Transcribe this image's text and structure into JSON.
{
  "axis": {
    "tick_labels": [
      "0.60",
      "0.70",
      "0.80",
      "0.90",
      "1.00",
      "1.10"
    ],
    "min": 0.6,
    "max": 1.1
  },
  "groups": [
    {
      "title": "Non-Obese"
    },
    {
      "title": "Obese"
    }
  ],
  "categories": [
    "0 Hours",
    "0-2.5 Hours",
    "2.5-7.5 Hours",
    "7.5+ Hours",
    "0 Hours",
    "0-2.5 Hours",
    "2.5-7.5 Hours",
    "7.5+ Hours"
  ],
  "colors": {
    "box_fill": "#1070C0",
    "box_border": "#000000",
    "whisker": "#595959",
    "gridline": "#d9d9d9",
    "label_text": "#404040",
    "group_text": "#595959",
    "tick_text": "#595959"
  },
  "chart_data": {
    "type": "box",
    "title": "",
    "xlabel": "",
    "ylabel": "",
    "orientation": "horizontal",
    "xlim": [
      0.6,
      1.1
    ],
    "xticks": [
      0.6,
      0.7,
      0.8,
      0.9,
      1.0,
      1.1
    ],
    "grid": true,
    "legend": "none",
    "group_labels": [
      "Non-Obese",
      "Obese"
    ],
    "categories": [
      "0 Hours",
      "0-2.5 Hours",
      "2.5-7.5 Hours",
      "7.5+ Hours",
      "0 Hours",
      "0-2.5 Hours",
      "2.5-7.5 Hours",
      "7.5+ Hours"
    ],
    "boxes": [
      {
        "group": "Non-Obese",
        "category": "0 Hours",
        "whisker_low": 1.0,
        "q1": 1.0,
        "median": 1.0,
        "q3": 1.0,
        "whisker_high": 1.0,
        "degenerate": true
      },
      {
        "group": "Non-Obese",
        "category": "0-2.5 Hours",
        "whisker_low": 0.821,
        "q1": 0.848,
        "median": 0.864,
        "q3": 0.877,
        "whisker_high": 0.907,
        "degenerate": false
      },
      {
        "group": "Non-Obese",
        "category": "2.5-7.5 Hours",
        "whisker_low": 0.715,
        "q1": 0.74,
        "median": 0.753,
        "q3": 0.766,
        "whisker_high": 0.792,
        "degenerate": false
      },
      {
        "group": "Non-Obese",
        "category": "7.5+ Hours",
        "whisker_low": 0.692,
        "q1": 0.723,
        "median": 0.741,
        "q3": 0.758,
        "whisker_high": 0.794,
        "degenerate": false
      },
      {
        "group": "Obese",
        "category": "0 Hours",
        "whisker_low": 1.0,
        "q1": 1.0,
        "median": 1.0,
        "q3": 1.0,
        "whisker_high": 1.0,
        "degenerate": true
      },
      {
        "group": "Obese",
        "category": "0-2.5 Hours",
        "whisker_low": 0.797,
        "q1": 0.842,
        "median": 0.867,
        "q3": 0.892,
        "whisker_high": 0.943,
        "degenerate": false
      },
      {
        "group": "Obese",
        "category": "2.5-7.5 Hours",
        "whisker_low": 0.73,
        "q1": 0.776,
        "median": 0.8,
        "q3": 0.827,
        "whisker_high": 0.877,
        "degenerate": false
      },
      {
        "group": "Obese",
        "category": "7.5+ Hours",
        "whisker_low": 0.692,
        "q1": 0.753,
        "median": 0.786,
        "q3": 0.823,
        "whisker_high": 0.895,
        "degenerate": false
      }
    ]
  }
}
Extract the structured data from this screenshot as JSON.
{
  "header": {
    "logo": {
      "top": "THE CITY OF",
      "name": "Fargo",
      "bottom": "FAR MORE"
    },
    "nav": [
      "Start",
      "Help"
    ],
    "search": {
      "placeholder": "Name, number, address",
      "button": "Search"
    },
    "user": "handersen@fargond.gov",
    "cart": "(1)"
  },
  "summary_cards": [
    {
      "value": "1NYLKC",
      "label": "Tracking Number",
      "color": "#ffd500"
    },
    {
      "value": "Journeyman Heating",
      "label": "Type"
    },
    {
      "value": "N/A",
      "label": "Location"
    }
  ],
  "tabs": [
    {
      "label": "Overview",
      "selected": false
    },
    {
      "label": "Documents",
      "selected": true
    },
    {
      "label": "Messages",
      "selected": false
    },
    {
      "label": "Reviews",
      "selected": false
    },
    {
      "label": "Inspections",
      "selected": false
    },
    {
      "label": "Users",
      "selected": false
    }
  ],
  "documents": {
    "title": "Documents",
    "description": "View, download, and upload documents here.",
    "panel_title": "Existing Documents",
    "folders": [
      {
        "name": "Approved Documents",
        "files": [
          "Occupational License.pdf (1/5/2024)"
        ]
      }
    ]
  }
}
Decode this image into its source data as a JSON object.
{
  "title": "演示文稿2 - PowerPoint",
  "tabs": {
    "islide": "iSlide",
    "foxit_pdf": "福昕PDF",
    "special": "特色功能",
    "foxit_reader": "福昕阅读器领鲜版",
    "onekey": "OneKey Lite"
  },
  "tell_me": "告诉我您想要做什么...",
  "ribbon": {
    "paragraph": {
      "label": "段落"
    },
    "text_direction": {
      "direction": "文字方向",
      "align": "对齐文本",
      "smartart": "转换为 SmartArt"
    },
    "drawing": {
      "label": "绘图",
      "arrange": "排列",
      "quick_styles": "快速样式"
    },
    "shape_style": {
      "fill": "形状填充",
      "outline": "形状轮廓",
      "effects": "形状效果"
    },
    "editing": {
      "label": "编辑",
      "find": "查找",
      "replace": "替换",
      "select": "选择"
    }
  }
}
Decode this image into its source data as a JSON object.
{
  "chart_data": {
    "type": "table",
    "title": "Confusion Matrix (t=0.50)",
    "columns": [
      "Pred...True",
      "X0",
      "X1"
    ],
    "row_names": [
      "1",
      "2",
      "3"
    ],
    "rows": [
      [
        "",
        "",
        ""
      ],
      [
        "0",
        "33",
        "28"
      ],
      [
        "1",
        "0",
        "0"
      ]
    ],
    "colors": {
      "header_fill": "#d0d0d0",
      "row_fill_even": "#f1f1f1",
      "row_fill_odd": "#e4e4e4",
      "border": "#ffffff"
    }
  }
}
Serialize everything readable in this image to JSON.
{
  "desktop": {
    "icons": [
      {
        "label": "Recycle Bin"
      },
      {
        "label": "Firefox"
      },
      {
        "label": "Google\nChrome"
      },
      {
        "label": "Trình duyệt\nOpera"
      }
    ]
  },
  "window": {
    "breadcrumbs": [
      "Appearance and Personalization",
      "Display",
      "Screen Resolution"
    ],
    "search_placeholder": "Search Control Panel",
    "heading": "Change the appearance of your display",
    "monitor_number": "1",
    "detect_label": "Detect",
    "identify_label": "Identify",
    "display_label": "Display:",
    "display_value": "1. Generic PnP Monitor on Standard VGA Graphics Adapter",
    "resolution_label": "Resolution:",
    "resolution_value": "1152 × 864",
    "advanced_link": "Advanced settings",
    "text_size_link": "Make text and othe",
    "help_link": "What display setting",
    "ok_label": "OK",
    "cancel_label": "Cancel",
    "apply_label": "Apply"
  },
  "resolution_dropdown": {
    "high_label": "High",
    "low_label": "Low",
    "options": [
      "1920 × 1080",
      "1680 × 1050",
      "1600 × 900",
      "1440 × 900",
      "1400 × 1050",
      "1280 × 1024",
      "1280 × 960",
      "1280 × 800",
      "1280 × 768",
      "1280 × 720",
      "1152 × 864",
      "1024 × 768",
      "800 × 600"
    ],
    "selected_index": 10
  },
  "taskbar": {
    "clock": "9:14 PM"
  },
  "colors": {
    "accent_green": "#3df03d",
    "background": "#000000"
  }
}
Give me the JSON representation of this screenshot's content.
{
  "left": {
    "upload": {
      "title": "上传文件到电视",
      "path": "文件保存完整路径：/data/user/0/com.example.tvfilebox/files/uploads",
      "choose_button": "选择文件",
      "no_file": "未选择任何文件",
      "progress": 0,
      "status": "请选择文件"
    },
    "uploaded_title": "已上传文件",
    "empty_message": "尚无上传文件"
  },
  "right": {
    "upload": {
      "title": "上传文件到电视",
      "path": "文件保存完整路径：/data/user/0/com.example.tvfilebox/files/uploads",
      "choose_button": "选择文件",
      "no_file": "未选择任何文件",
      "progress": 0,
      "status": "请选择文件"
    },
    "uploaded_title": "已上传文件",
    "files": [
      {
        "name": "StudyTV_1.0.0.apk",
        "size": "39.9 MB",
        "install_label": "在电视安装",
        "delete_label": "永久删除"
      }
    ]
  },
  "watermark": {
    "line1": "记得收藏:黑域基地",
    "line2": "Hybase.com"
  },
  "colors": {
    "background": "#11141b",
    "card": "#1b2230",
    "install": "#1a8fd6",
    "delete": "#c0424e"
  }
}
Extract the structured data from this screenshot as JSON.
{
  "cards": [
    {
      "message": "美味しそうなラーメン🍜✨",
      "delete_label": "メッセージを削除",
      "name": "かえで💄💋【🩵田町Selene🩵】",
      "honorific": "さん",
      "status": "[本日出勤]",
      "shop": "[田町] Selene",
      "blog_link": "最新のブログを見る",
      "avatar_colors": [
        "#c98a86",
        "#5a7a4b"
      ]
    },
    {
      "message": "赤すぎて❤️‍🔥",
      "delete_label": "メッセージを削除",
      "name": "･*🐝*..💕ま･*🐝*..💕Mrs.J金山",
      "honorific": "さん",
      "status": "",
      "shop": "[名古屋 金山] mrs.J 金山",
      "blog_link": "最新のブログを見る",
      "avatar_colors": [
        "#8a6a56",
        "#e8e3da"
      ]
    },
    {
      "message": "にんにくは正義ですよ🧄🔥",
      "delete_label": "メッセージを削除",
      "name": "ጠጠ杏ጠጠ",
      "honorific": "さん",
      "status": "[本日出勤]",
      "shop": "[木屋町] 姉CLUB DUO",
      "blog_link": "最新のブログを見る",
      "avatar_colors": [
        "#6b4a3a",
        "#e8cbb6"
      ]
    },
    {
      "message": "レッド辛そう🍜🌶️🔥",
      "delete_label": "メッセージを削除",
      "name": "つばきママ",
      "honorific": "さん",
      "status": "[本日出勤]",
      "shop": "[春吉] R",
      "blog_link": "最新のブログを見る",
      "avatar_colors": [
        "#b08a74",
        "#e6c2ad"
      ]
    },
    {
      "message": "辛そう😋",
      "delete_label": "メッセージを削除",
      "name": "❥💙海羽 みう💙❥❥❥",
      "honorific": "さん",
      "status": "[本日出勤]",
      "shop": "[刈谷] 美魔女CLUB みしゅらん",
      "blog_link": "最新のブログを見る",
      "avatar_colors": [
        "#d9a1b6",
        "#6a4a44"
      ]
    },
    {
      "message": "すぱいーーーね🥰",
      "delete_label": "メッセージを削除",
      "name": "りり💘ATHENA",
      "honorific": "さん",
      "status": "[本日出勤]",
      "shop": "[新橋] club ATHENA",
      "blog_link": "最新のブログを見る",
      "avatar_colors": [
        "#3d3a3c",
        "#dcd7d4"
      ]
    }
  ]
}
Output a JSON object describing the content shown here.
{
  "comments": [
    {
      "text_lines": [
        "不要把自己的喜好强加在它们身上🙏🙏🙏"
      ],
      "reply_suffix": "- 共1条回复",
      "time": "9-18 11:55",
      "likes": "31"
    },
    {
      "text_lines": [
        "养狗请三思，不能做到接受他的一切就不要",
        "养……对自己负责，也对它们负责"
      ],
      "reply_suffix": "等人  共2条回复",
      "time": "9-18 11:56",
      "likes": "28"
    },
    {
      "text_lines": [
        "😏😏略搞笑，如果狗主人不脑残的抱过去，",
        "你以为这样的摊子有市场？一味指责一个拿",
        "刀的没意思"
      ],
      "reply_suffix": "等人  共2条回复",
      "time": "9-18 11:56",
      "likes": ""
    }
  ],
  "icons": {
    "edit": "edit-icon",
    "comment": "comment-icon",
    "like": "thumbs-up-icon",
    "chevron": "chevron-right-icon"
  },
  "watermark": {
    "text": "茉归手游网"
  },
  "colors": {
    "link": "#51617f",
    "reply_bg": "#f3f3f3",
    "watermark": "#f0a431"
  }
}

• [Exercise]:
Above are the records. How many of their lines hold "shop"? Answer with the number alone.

• [Reply]:
6